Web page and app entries
════
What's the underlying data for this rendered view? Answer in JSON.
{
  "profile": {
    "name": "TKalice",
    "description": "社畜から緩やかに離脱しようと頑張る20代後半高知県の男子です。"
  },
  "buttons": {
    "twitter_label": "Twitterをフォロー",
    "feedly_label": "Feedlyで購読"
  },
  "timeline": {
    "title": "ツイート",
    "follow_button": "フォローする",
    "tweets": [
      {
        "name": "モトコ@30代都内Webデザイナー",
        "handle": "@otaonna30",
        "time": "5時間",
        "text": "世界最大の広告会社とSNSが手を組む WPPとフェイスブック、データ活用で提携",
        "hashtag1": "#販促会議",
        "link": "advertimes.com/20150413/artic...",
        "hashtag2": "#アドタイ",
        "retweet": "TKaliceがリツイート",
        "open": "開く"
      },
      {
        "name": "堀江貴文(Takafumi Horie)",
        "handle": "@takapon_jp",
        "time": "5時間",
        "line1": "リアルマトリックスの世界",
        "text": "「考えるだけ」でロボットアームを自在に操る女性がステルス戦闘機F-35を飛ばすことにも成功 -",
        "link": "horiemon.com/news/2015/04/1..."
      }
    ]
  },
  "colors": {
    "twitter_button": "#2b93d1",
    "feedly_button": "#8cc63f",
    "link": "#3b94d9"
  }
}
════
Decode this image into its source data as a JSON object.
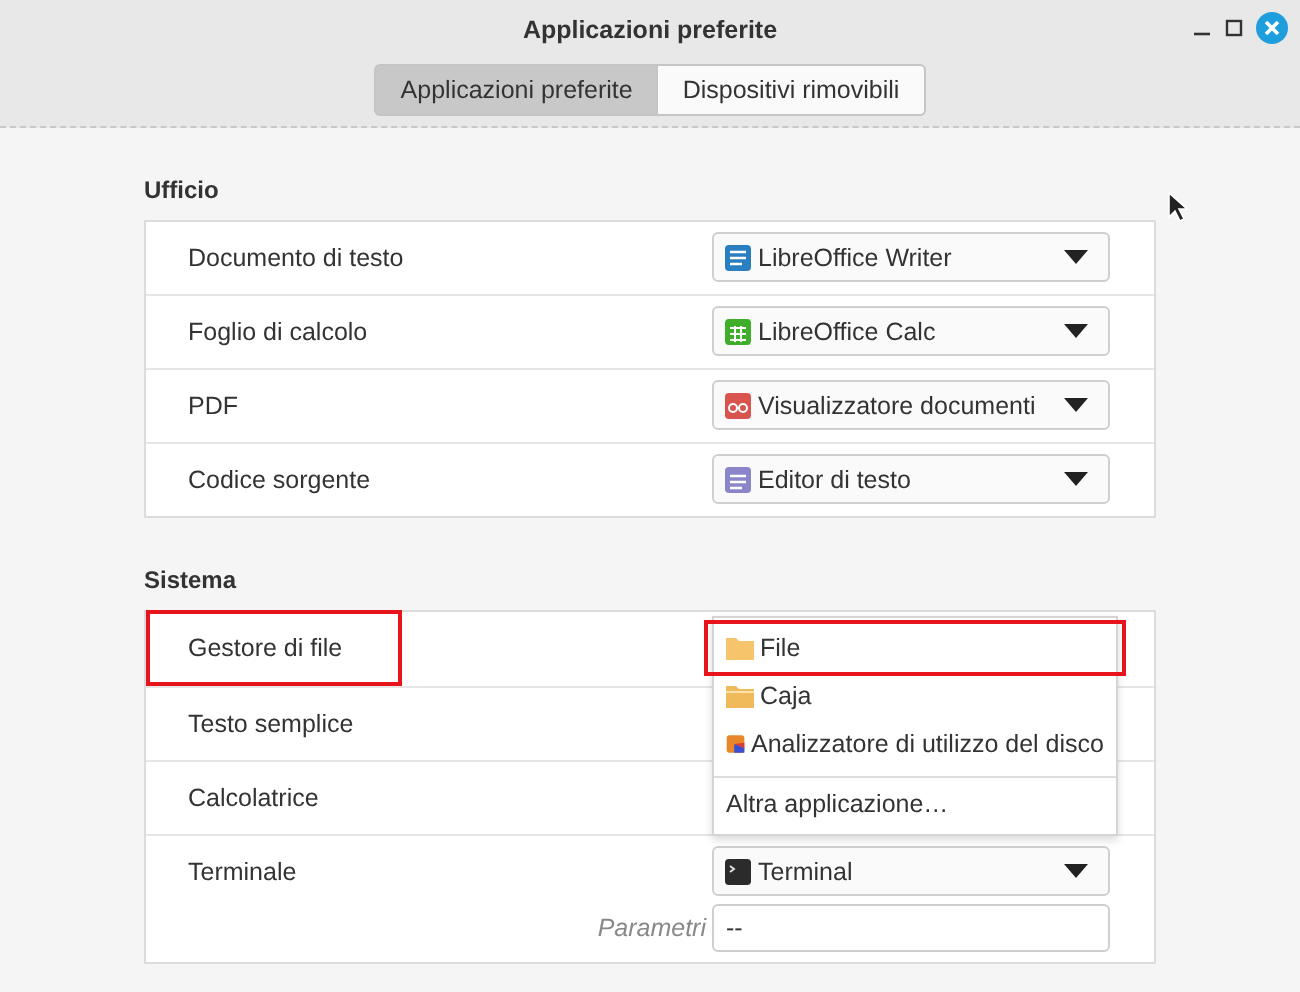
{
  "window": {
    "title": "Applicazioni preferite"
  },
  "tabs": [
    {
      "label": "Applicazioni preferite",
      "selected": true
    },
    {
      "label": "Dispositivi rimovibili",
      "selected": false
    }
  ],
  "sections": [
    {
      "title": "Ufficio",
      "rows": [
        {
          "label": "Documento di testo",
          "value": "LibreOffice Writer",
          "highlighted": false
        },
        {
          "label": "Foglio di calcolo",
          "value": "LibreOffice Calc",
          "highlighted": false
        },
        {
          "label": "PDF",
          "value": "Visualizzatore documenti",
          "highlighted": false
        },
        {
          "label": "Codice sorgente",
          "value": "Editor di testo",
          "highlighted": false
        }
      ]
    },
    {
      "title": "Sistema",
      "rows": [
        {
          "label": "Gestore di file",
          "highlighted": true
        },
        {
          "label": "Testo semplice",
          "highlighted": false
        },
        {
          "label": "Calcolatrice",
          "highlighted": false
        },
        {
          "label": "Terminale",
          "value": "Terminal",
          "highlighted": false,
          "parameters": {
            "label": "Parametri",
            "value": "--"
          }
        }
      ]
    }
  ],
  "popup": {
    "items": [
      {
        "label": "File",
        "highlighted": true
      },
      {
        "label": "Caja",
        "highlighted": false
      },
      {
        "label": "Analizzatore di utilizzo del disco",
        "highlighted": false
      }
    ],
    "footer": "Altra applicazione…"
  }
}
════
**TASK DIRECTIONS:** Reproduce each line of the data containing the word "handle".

**REPLY:**
        "handle": "@otaonna30",
        "handle": "@takapon_jp",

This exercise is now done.